Zeenab Aneez – Hindu – Monday, 10 February 2014 (originally published 09 Feb)
For Amy Ziff (vocals, cello), Alyson Palmer (vocals, electric bass) and Elizabeth Ziff (vocals, guitar) of BETTY, being part of a band has always meant more than playing great music together. The artist-activists were in the city as art envoys of the US State Department to raise awareness on the causes they stand for including equality and gender violence. They could not have come at a better time. BETTY got together in the late Eighties and have been an active voice for women’s empowerment, LGBT rights and equality from its inception in Washington D.C. 28 years ago. They were in the city to perform and conduct outreach programs on speaking out and working towards a better future.
“Our music isn’t necessarily very political, but we are very politicised,” clarifies Elizabeth, “we came together in Washington D. C. so when Regan was in office, so there was a lot of protesting and it was also when the AIDS epidemic began so we sang (to raise awareness) for that. We’ve also always been very feminist, singing for feminist issues, pro-choice and women’s empowerment but our songs are about love and food and sex and passion.”

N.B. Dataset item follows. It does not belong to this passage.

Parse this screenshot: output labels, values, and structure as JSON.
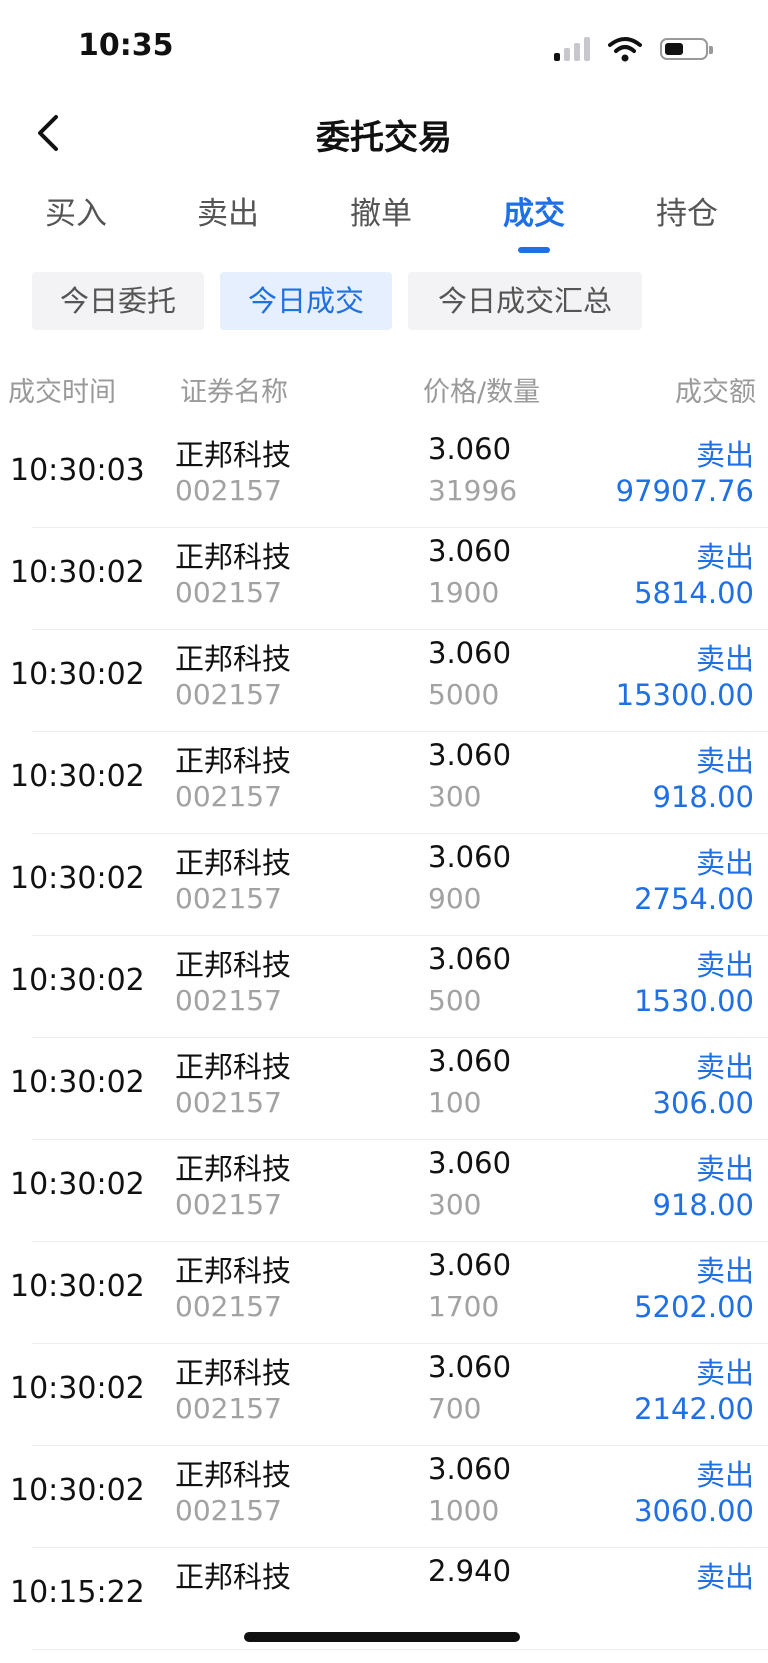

BETTY’s activism, hence, lies in the framework of where they choose to perform, the causes they lend their voices to and the very fact that they are three empowered, vocal, passionate women. Also it’s been fun,” adds Elizabeth, “it wouldn’t have lasted this long if it weren’t” . . .